The Lord's unsparing hand
Supplies the living stream;
But still derived from him.
Beware of Peter's word,*
Nor confidently say,
But, grant I never may.
Man's wisdom is to seek
His strength in God alone ;
Who trusted in his own.
Retreat beneath his wings,
And in his grace confide ;
Than all your works beside.
In Jesus is our store,
Grace issues from his throne;
Confesses he has none.
* Matt. xxvi. 33.
of John, vi. 29.
sBy the works of the law shall no flesh living be justified. advancement an idolatry—a robbing of Christ.]
GRACE, triumphant in the throne,
Self, the god his soul adores,
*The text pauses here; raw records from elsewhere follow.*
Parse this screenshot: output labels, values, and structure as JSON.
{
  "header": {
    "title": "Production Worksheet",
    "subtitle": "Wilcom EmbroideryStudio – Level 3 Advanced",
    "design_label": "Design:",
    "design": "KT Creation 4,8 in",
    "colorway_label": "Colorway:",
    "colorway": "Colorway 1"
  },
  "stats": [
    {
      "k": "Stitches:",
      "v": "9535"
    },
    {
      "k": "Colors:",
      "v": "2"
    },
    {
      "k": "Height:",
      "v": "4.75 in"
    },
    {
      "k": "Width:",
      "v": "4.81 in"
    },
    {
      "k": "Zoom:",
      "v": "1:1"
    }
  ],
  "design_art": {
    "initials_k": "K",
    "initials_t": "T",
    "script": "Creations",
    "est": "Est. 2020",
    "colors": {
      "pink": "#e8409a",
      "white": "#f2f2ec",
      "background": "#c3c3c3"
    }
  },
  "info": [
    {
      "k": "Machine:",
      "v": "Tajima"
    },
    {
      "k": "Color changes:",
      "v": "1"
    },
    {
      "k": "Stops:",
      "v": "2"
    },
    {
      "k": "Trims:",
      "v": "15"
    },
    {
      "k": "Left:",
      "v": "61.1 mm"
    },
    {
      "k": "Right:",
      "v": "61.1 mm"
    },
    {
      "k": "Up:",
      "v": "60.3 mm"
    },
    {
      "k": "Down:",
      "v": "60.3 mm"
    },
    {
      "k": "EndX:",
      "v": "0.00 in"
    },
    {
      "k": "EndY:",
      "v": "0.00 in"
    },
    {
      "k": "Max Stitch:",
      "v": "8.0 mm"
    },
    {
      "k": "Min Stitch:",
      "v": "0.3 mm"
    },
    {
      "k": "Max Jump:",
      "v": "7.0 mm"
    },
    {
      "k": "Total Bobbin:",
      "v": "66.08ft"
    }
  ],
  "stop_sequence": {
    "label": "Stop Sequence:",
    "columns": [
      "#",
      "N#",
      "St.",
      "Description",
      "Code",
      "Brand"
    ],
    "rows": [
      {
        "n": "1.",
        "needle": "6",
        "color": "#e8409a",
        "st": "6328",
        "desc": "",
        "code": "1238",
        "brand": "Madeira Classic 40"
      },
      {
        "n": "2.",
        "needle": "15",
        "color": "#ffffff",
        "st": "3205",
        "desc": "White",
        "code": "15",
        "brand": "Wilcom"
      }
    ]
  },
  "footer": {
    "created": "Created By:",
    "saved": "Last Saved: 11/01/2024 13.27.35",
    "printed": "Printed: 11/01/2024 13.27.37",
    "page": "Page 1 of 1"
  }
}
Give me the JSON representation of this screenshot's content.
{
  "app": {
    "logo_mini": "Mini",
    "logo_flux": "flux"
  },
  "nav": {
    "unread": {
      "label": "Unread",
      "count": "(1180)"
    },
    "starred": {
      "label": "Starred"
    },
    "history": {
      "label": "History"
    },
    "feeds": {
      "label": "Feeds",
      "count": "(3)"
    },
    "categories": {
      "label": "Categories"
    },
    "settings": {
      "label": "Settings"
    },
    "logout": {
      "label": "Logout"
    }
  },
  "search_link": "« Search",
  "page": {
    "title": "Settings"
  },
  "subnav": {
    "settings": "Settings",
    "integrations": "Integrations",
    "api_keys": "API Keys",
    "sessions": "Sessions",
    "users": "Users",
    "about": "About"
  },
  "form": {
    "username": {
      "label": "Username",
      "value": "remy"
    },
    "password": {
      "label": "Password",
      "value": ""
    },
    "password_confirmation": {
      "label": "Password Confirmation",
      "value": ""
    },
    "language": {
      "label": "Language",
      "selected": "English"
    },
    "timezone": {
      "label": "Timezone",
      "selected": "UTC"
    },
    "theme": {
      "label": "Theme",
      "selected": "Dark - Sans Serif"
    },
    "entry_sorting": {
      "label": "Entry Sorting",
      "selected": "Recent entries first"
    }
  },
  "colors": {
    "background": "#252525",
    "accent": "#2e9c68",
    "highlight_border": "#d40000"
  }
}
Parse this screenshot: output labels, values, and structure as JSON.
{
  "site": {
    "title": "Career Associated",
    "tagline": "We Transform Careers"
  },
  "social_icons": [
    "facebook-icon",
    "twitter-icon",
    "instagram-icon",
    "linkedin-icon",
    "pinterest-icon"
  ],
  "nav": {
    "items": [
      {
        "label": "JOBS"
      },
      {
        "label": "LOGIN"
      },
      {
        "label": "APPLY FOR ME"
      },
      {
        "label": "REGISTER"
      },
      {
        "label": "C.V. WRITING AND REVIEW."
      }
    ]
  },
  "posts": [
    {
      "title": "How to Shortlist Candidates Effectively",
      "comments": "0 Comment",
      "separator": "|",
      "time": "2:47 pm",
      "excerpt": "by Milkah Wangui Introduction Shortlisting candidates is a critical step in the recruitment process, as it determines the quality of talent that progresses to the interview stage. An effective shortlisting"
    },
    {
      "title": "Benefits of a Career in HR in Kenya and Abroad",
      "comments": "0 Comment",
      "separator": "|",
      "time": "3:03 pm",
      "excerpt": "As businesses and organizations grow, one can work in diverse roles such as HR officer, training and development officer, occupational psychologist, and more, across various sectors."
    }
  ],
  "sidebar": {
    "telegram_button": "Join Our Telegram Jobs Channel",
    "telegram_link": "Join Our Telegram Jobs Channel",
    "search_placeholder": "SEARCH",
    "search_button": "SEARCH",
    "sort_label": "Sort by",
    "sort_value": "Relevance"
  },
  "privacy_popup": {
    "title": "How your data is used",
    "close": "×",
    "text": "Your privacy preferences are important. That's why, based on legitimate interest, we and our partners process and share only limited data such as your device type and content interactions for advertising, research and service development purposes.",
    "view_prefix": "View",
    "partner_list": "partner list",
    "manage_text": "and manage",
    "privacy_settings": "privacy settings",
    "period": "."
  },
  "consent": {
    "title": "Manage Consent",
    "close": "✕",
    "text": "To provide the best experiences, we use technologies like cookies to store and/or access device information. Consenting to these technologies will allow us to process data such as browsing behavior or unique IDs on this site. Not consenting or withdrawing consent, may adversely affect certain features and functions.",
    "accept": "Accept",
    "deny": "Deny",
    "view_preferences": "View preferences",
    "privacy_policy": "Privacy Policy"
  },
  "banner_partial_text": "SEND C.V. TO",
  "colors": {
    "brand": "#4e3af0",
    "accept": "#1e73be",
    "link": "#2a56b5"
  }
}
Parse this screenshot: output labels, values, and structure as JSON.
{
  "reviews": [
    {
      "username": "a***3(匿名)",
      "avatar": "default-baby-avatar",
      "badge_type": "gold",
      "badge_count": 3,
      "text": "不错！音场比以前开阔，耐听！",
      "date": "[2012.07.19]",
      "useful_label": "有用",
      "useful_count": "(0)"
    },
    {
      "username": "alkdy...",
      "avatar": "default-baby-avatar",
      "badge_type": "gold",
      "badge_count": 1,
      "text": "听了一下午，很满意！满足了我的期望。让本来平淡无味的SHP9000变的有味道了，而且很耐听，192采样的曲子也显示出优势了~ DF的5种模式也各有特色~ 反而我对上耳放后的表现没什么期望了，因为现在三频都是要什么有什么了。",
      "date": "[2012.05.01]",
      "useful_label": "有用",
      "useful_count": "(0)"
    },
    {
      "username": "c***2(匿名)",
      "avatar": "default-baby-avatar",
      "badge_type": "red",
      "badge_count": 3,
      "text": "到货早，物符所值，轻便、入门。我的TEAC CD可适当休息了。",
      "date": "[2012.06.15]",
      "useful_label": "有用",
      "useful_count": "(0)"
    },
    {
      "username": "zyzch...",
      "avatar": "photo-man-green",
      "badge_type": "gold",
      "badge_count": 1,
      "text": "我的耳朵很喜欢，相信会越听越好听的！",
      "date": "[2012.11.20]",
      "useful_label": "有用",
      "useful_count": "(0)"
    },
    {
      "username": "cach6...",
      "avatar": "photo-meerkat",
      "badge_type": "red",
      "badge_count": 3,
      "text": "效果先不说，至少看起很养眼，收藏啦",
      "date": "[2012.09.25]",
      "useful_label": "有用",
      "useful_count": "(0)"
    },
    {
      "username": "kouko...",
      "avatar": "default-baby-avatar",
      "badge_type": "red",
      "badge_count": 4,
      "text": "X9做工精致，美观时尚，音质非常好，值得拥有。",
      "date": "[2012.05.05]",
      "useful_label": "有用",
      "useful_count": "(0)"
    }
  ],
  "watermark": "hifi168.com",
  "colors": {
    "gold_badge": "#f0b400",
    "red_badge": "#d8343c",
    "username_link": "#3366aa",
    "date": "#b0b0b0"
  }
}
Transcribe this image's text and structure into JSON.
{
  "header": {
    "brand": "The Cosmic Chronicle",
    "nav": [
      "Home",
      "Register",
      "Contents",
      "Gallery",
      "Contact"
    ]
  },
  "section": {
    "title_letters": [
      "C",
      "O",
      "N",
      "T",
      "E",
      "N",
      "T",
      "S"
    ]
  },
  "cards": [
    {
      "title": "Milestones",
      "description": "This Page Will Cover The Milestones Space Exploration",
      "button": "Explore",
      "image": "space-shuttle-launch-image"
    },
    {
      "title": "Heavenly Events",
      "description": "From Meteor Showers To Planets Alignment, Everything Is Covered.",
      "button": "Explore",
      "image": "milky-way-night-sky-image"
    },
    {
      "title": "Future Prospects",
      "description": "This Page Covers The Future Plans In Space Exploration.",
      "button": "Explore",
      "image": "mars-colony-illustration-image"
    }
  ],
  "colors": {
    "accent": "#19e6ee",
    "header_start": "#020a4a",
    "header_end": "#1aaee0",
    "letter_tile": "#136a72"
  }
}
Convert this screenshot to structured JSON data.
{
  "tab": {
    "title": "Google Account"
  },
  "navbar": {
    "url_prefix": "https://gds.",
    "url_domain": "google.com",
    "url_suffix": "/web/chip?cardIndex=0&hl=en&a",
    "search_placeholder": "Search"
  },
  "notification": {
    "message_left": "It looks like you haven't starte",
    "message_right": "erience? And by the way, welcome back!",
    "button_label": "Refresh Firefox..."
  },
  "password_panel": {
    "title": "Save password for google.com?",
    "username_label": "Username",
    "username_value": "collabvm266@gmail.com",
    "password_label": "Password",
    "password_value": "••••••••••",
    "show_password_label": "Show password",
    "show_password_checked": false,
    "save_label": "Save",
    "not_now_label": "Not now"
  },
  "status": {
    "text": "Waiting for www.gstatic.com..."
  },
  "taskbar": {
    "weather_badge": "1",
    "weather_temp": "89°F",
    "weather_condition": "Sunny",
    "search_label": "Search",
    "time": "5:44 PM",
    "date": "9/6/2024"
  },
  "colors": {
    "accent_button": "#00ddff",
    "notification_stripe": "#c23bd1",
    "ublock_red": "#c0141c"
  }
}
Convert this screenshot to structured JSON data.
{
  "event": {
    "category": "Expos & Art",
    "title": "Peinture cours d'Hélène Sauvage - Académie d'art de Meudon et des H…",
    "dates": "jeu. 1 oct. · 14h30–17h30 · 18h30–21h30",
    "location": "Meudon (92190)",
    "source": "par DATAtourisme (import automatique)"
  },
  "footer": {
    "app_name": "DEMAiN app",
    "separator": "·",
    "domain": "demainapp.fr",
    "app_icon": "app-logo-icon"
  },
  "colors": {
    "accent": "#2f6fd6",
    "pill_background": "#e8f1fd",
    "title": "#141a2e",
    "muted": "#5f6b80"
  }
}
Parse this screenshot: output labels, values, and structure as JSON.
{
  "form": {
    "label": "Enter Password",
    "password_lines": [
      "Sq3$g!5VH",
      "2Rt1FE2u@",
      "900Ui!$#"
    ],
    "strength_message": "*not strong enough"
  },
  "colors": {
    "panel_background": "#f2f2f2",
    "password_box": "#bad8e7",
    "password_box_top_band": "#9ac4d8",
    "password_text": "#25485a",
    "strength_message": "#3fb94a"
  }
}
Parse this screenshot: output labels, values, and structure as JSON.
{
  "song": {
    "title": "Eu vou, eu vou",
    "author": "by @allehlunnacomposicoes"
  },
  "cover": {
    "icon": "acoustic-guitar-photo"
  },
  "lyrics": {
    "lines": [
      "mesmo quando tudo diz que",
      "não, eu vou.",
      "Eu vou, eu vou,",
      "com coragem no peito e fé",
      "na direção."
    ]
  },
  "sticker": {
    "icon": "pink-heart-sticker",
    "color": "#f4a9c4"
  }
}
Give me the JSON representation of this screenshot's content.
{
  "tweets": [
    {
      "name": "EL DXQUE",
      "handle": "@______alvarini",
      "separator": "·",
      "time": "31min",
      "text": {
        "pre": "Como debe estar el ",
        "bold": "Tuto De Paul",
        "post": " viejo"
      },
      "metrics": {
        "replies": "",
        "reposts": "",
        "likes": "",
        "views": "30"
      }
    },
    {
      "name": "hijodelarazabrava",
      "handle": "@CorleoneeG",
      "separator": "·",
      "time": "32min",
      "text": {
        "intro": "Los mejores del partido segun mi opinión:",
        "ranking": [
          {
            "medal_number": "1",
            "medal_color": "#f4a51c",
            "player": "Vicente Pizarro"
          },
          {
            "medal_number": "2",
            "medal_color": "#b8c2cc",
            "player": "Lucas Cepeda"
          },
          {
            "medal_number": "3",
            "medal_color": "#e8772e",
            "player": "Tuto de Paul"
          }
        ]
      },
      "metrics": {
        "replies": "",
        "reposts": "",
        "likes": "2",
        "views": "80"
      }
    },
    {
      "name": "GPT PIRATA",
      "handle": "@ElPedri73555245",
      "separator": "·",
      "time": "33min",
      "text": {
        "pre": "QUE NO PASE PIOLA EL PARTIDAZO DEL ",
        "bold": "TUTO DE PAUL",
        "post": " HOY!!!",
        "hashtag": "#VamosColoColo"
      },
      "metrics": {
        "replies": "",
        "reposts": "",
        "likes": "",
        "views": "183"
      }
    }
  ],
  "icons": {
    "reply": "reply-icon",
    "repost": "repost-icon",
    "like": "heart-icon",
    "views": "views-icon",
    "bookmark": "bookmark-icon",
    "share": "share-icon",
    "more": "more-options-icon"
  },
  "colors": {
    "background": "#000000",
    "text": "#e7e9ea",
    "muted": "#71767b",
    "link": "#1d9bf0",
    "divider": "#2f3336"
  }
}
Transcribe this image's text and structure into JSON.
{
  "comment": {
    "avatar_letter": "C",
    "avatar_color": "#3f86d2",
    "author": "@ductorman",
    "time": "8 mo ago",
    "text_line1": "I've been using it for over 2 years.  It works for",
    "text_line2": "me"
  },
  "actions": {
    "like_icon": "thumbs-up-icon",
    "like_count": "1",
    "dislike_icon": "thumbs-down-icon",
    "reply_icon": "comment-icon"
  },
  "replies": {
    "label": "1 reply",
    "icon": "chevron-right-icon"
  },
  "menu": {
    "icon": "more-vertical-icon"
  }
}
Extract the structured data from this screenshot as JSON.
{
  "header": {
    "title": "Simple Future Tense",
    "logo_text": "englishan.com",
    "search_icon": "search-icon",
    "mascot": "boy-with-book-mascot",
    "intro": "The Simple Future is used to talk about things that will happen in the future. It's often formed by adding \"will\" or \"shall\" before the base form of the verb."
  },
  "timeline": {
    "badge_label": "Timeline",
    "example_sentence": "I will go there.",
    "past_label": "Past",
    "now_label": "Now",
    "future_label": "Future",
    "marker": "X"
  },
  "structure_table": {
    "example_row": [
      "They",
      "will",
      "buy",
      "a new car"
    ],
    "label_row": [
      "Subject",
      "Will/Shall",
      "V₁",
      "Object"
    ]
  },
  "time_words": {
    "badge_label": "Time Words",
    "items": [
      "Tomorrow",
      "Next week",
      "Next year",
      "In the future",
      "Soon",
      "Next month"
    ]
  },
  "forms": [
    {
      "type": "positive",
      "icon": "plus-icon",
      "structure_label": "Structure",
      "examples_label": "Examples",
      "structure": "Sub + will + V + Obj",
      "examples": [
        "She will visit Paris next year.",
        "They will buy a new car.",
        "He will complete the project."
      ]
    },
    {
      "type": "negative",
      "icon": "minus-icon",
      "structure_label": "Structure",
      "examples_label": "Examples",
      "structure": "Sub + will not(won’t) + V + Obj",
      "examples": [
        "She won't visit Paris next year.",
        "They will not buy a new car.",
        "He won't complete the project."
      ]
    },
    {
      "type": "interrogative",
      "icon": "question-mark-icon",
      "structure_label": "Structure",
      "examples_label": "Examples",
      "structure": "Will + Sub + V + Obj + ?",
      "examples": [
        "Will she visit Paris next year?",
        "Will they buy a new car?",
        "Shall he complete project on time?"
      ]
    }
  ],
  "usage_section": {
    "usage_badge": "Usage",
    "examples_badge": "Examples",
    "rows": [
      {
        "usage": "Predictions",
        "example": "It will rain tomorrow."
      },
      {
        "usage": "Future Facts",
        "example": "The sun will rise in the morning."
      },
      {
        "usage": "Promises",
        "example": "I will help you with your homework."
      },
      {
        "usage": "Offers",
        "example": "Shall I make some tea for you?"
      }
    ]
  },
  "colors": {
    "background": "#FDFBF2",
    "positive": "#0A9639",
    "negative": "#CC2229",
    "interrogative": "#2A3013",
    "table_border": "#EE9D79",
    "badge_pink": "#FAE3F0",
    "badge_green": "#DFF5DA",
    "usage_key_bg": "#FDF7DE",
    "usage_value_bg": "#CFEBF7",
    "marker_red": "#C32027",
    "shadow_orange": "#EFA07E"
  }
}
LXVIII. [God's providence mysterious, but ever merciful. Our own unbelief only can deprive us of this comfortable assurance. This is the last hymn composed by Cowper ; his spirit had been darkening daily, till late in the autumn of 1772, when during one of his latest walks he composed these noble verses. The face of that nature which he loved, and of the Creator whom he thus praised, were to be hid from his sight for many years.]
God moves in a mysterious way
His wonders to perform ;
And rides upon the storm.
Deep in unfathomable mines
Of never-failing skill,
And works his sovereign will.
Ye fearful saints, fresh courage take,
The clouds ye so much dread
In blessings on your head.
Judge not the Lord by feeble sense,
But trust him for his grace :
He hides a smiling face.
His purposes will ripen fast,
Unfolding every hour;
But sweet will be the flower.
Blind unbelief is sure to err,*
And scan his work in vain :
And he will make it plain.
* John, xiii. 7.
NOTES TO TABLE TALK.
Note 1.-_ Page 1, line 6.
The laurel the very lightning spares. Naturalists describe and class upwards of forty different species of laurel; but in all the quality of being a preservative against lightning, exists as a poetical attribute only. Both antiquity, however, and poetry have hallowed a superstition which probably derived its birth from the purposes to which the latter dedicated the shrub: there the belief is no fiction,
For the true laurel wreath which glory weaves,
Note 2.- Page 1, line 13.
Laurels, drench'd in pure Parnassian dews. The whole of this spirited paragraph was an afterthought, added while the manuscript lay with the printer, but before it had been put to press. In the third line of the author's copy, as transmitted in a letter tó Newton, the expression is the noblest, instead of unshaken in the printed poem. In his original writings, when once finished, few writers appear to have altered less than Cowper. - Touching and retouching," he indeed confesses “ to be his secret of writing well ;” but it was during the progress of composition only that he thus laboured ; a poem fairly transcribed was dismissed from his mind. Hence we are able to trace a very small number of emendations in his proof sheets, and hardly any difference between his own editions of his works. The few corrections, however, or alterations, now to be ascertained evince consummate taste; while the additions, as in the present instance, are always such as the world would regret to have lost.
NOTE 3. - Page 2, line 4 from bottom.
Oh ! bright occasions of dispensing good. This beautiful passage was written as descriptive of the character of George III. However some readers may differ in their estimate of its truth as applicable to the princely qualities of that monarch, few will doubt that it is a just tribute to the household virtues of the man.